Diversity and inclusion are hard, especially in tech. Doing them right means agreeing on values, setting standards, calling out bad behavior, and sometimes firing people. At Project Include, we call it getting comfortable being uncomfortable with the hard work of reshaping a homogeneous industry.
Today, we struggle to rationalize Peter Thiel’s power and influence as he moves further and further out there. We were confused by his seasteading funding, angered by his negative views on women’s voting rights, amused by his reported fixation with living to 120, and annoyed by his keynoting the Republican National Convention.
But we are completely outraged to read about Thiel donating $1.25 million to Trump, “apparently unfazed by the storm around the candidate in the last week following the broadcasting of lewd conversations.”

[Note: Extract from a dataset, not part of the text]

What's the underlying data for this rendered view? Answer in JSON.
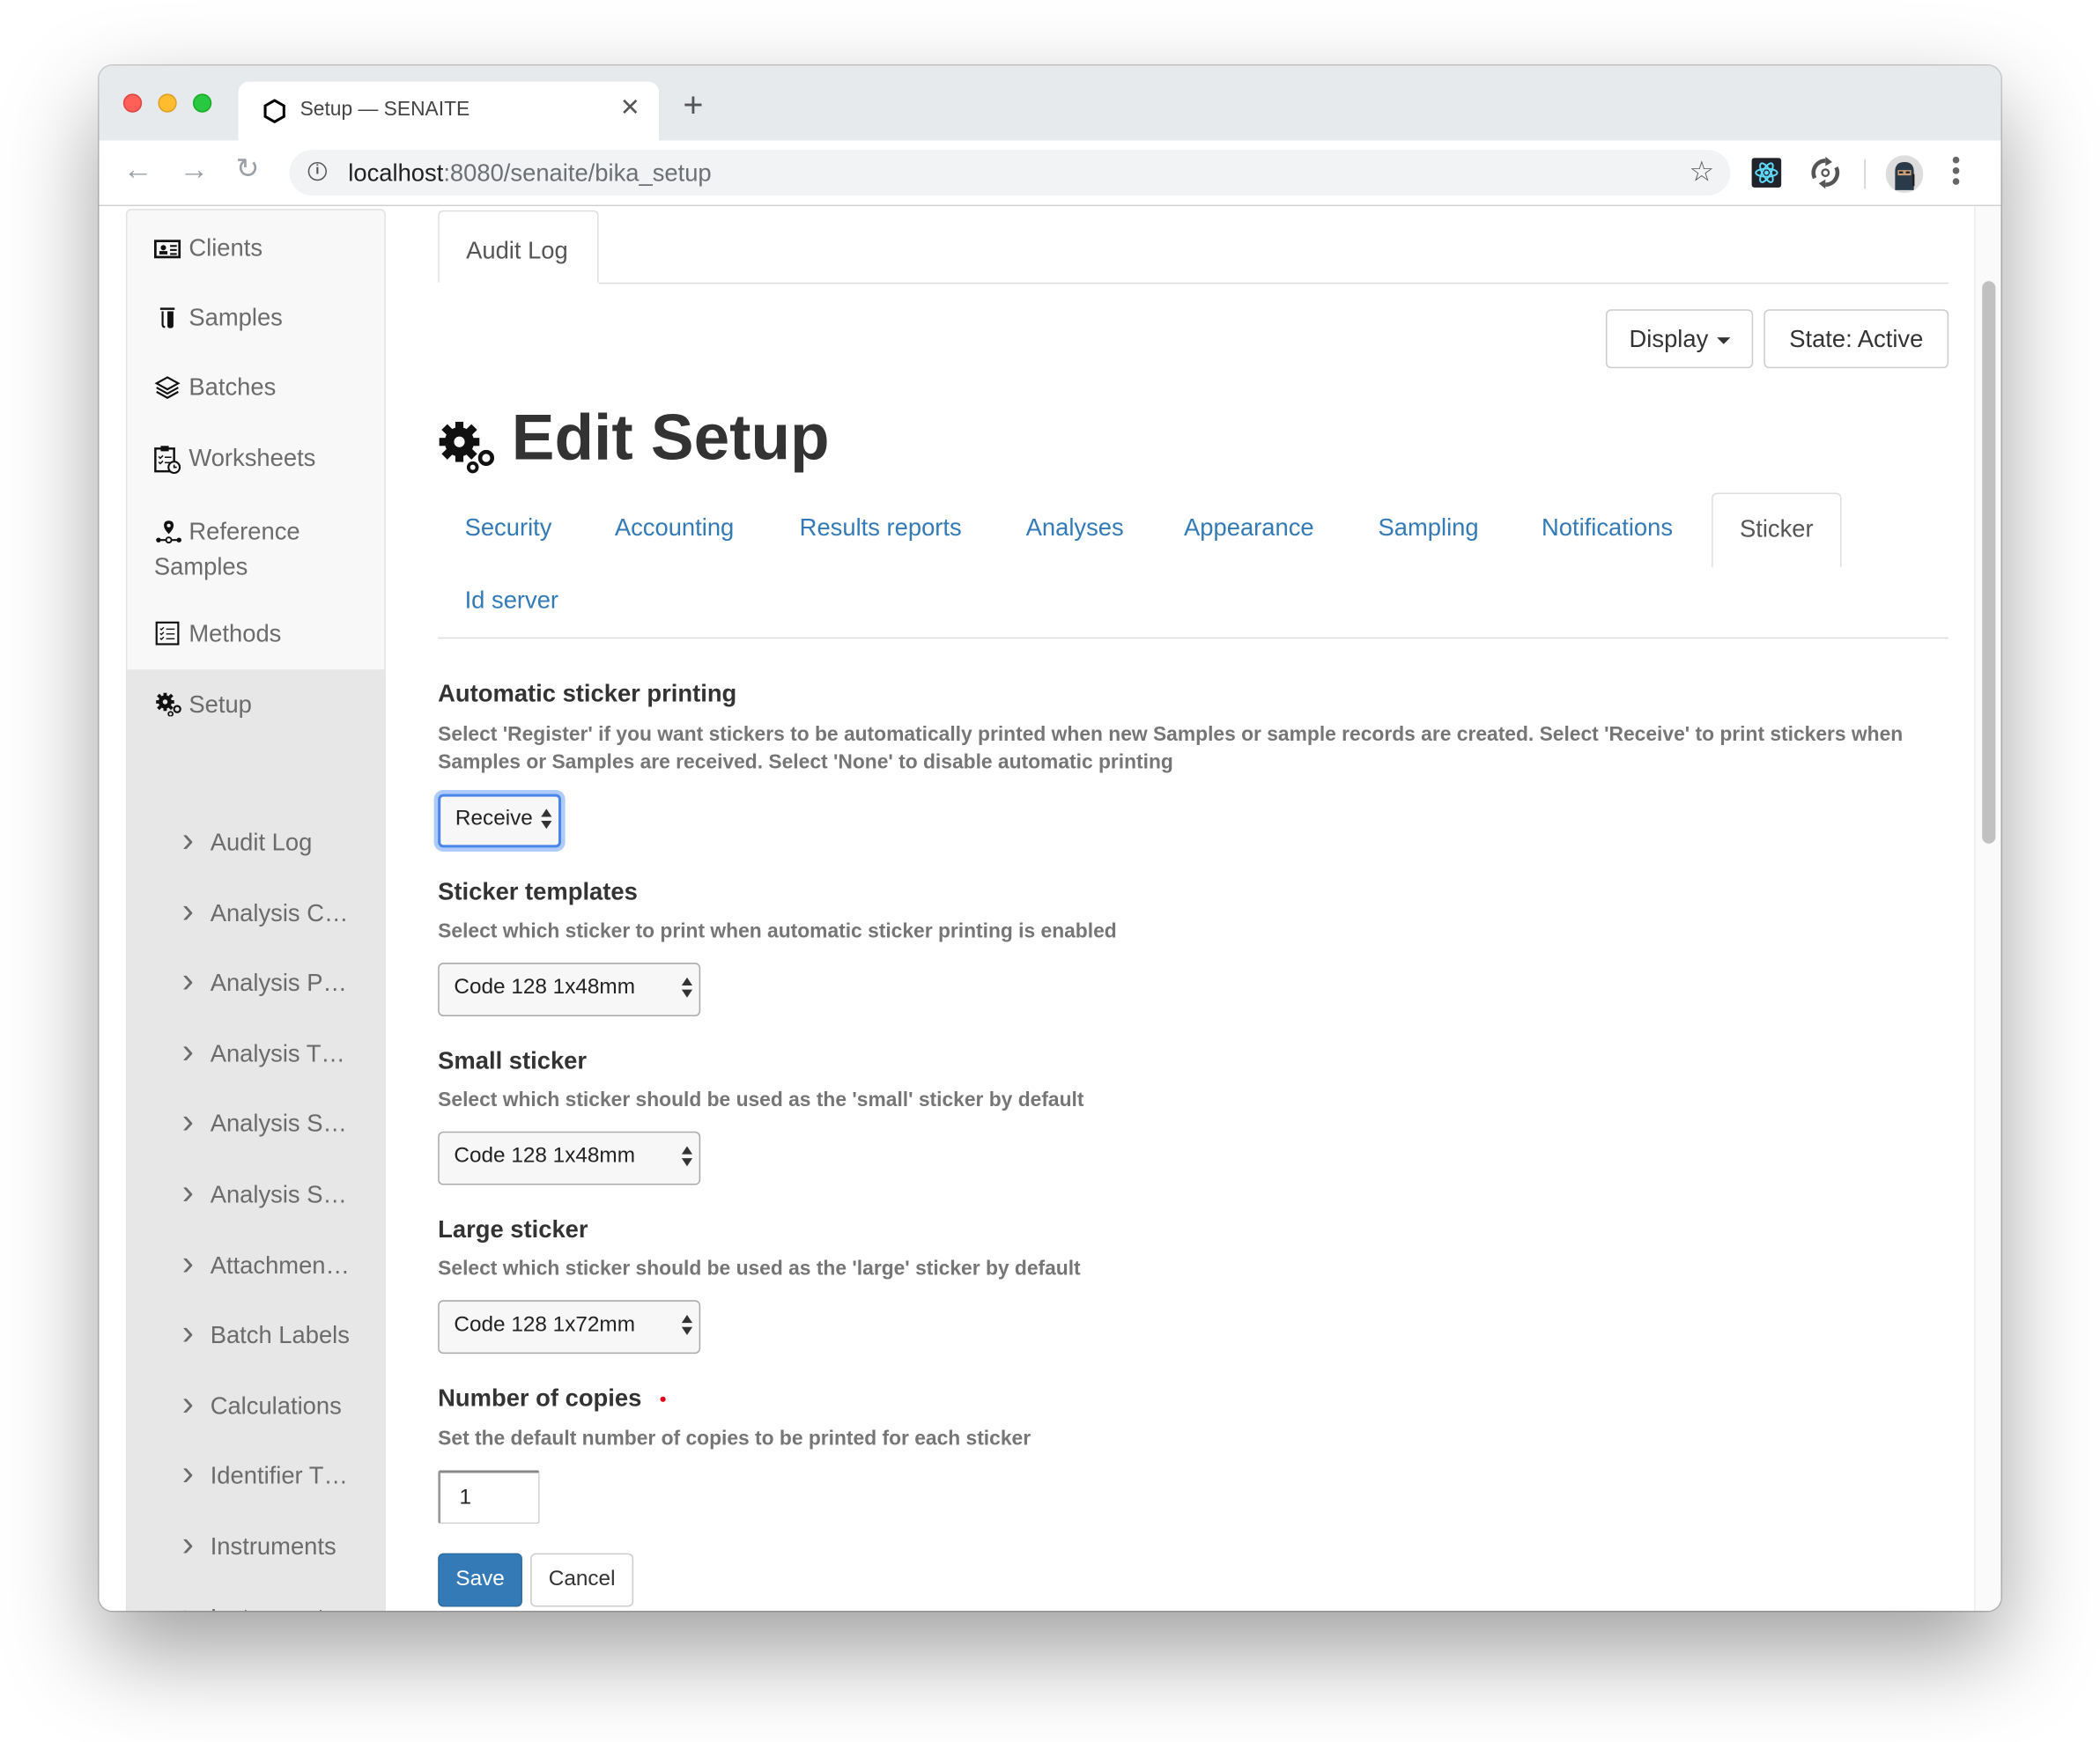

While all of us believe in the ideas of free speech and open platforms, we draw a line here. We agree that people shouldn’t be fired for their political views, but
this isn’t a disagreement on tax policy, this is advocating hatred and violence.
And donating $1.25 million is a lot more than speech.
Money is power.
Giving more power to someone whose ascension and behavior strike fear into so many people is unacceptable. His attacks on Black, Mexican, Asian, Muslim, and Jewish people, on women, and on others are more than just political speech; fueled by hate and encouraging violence, they make each of us feel unsafe.
At Project Include, our mission is to give everyone a fair chance to succeed in the workplace. “Everyone” means all groups to us, but we draw a line at individuals who fund violence and hate. We believe differences should be bridged with tolerance and empathy, not amplified by rage and fear. Diversity and inclusion are the source of open discussions and better decisions.
YC has cited many reasons for leaving Thiel in his current role, some of which we can understand. We at Project Include have no direct relationship with Thiel, so it is easier for us to explicitly distance ourselves from him.
We have hope for YC; YC has openly acknowledged bias and harassment problems in tech, and it has made progress in diversity and inclusion in its own organization over the last few years. We saw an opportunity to work with YC companies interested in building vibrant and diverse organizations, and we actively invited YC as a contributor to our VC Include program to gain access to its nearly 1,000 companies and CEOs, who are greatly admired and emulated.
But Thiel’s actions are in direct conflict with our values at Project Include. Because of his continued connection to YC, we are compelled to break off our relationship with YC. We hope this situation changes, and that we are both willing to move forward together in the future. Today it is clear to us that our values are not aligned.
Sometimes hard decisions aren’t that hard after all.